---------- Data section ----------
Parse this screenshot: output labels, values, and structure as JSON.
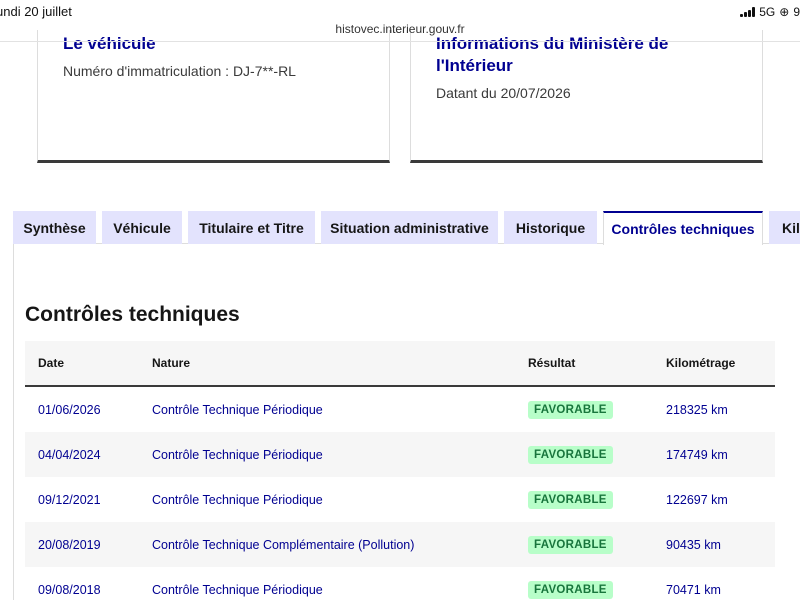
{
  "status_bar": {
    "time": "undi 20 juillet",
    "network": "5G",
    "battery": "9"
  },
  "browser": {
    "url": "histovec.interieur.gouv.fr"
  },
  "cards": {
    "vehicle": {
      "title": "Le véhicule",
      "registration": "Numéro d'immatriculation : DJ-7**-RL"
    },
    "ministry": {
      "title_line1": "Informations du Ministère de",
      "title_line2": "l'Intérieur",
      "date": "Datant du 20/07/2026"
    }
  },
  "tabs": [
    {
      "label": "Synthèse"
    },
    {
      "label": "Véhicule"
    },
    {
      "label": "Titulaire et Titre"
    },
    {
      "label": "Situation administrative"
    },
    {
      "label": "Historique"
    },
    {
      "label": "Contrôles techniques",
      "active": true
    },
    {
      "label": "Kilo"
    }
  ],
  "section": {
    "title": "Contrôles techniques"
  },
  "table": {
    "headers": {
      "date": "Date",
      "nature": "Nature",
      "result": "Résultat",
      "mileage": "Kilométrage"
    },
    "rows": [
      {
        "date": "01/06/2026",
        "nature": "Contrôle Technique Périodique",
        "result": "FAVORABLE",
        "mileage": "218325 km"
      },
      {
        "date": "04/04/2024",
        "nature": "Contrôle Technique Périodique",
        "result": "FAVORABLE",
        "mileage": "174749 km"
      },
      {
        "date": "09/12/2021",
        "nature": "Contrôle Technique Périodique",
        "result": "FAVORABLE",
        "mileage": "122697 km"
      },
      {
        "date": "20/08/2019",
        "nature": "Contrôle Technique Complémentaire (Pollution)",
        "result": "FAVORABLE",
        "mileage": "90435 km"
      },
      {
        "date": "09/08/2018",
        "nature": "Contrôle Technique Périodique",
        "result": "FAVORABLE",
        "mileage": "70471 km"
      }
    ]
  },
  "colors": {
    "accent": "#000091",
    "tab_bg": "#e3e3fd",
    "badge_bg": "#b8fec9",
    "badge_text": "#18753c"
  }
}
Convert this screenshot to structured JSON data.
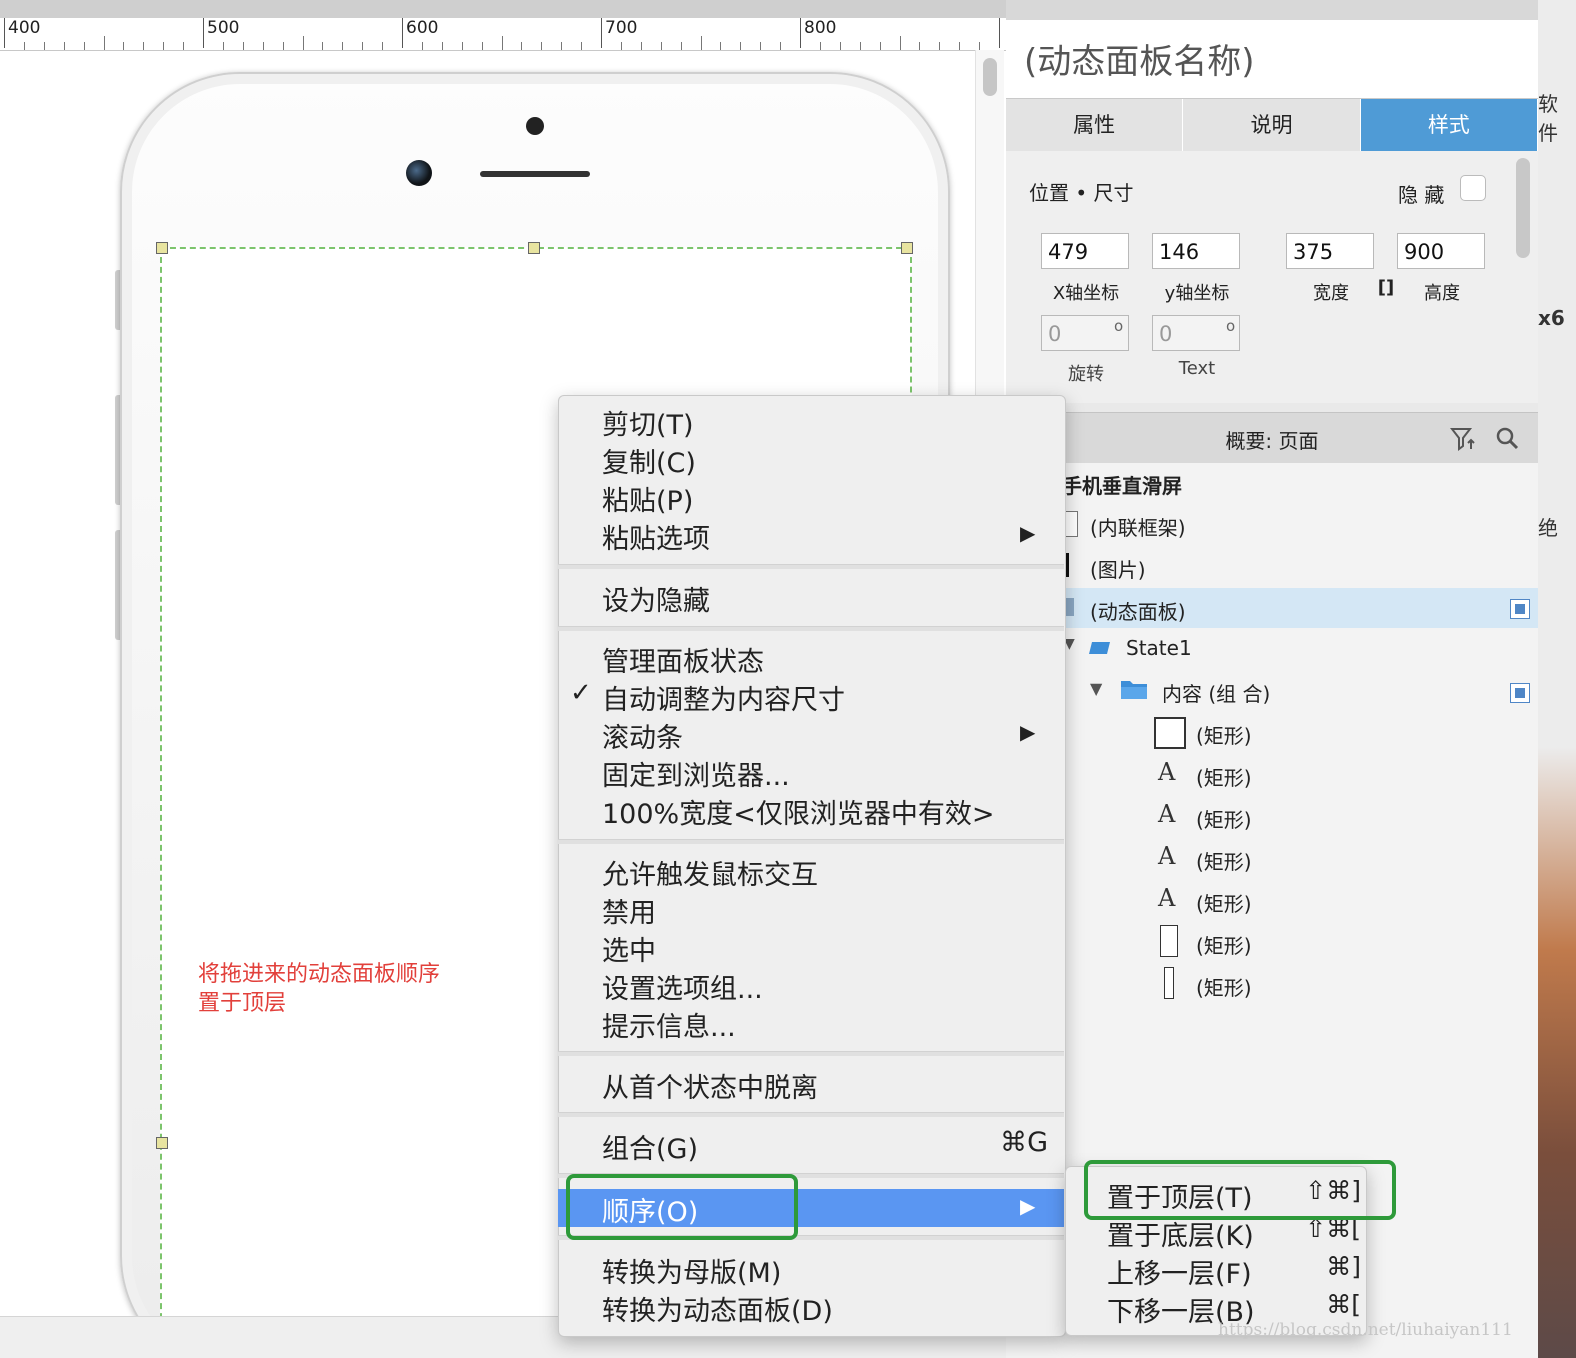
{
  "ruler": {
    "labels": [
      "400",
      "500",
      "600",
      "700",
      "800"
    ]
  },
  "annotation": {
    "line1": "将拖进来的动态面板顺序",
    "line2": "置于顶层"
  },
  "panel": {
    "title": "(动态面板名称)",
    "tabs": [
      "属性",
      "说明",
      "样式"
    ],
    "active_tab": "样式",
    "section_label": "位置 • 尺寸",
    "hide_label": "隐 藏",
    "x_value": "479",
    "x_label": "X轴坐标",
    "y_value": "146",
    "y_label": "y轴坐标",
    "w_value": "375",
    "w_label": "宽度",
    "h_value": "900",
    "h_label": "高度",
    "rotate_value": "0",
    "rotate_label": "旋转",
    "text_rotate_value": "0",
    "text_rotate_label": "Text",
    "degree_mark": "o",
    "link_icon": "[]"
  },
  "outline": {
    "title": "概要: 页面",
    "items": [
      {
        "label": "手机垂直滑屏",
        "icon": "none"
      },
      {
        "label": "(内联框架)",
        "icon": "frame-icon"
      },
      {
        "label": "(图片)",
        "icon": "image-icon"
      },
      {
        "label": "(动态面板)",
        "icon": "dynamic-panel-icon",
        "selected": true
      },
      {
        "label": "State1",
        "icon": "state-icon"
      },
      {
        "label": "内容 (组 合)",
        "icon": "folder-icon"
      },
      {
        "label": "(矩形)",
        "icon": "rectangle-icon"
      },
      {
        "label": "(矩形)",
        "icon": "text-a-icon"
      },
      {
        "label": "(矩形)",
        "icon": "text-a-icon"
      },
      {
        "label": "(矩形)",
        "icon": "text-a-icon"
      },
      {
        "label": "(矩形)",
        "icon": "text-a-icon"
      },
      {
        "label": "(矩形)",
        "icon": "rectangle-icon"
      },
      {
        "label": "(矩形)",
        "icon": "narrow-rectangle-icon"
      }
    ],
    "expand_glyph": "▼"
  },
  "context_menu": {
    "items": {
      "cut": "剪切(T)",
      "copy": "复制(C)",
      "paste": "粘贴(P)",
      "paste_options": "粘贴选项",
      "set_hidden": "设为隐藏",
      "manage_states": "管理面板状态",
      "auto_fit": "自动调整为内容尺寸",
      "scrollbars": "滚动条",
      "pin_browser": "固定到浏览器...",
      "full_width": "100%宽度<仅限浏览器中有效>",
      "allow_mouse": "允许触发鼠标交互",
      "disable": "禁用",
      "select": "选中",
      "option_group": "设置选项组...",
      "tooltip": "提示信息...",
      "break_away": "从首个状态中脱离",
      "group": "组合(G)",
      "order": "顺序(O)",
      "to_master": "转换为母版(M)",
      "to_dynamic": "转换为动态面板(D)"
    },
    "group_shortcut": "⌘G",
    "check_mark": "✓",
    "submenu_arrow": "▶"
  },
  "submenu": {
    "items": [
      {
        "label": "置于顶层(T)",
        "shortcut": "⇧⌘]"
      },
      {
        "label": "置于底层(K)",
        "shortcut": "⇧⌘["
      },
      {
        "label": "上移一层(F)",
        "shortcut": "⌘]"
      },
      {
        "label": "下移一层(B)",
        "shortcut": "⌘["
      }
    ]
  },
  "far_right": {
    "top_text": "软件",
    "mid_text": "x6",
    "low_text": "绝"
  },
  "watermark": "https://blog.csdn.net/liuhaiyan111",
  "colors": {
    "accent_tab": "#4f9bd6",
    "menu_highlight": "#5a96f2",
    "green_highlight": "#2e9a3a",
    "annotation": "#e2403b",
    "selection_row": "#d4e7f5"
  }
}
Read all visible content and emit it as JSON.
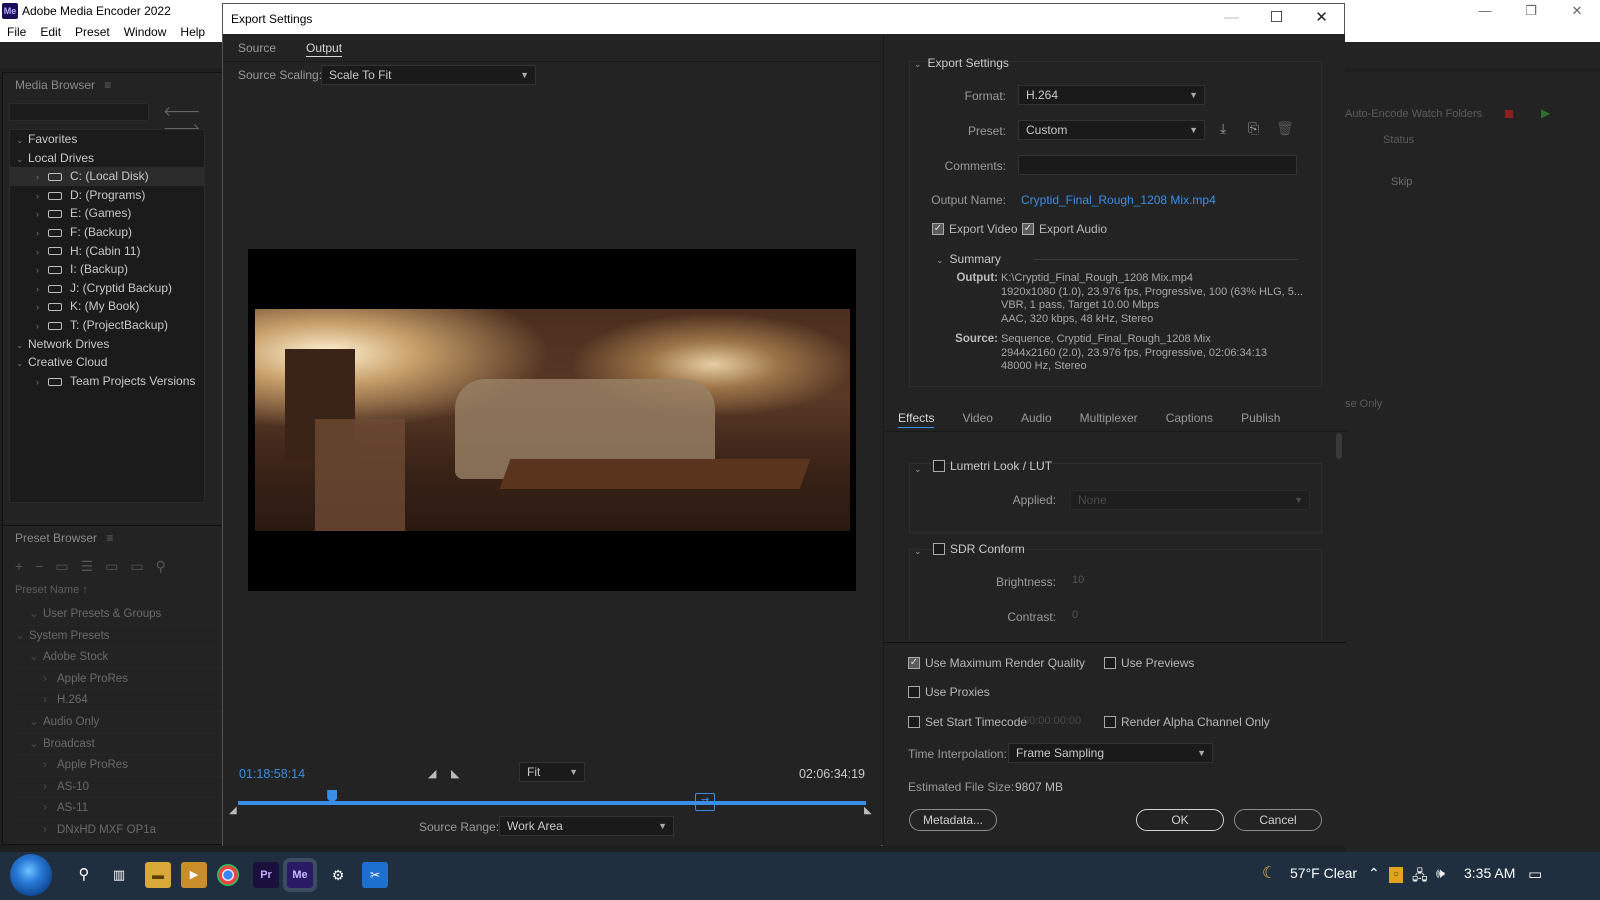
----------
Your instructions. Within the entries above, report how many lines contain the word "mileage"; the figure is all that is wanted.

Task solution. 6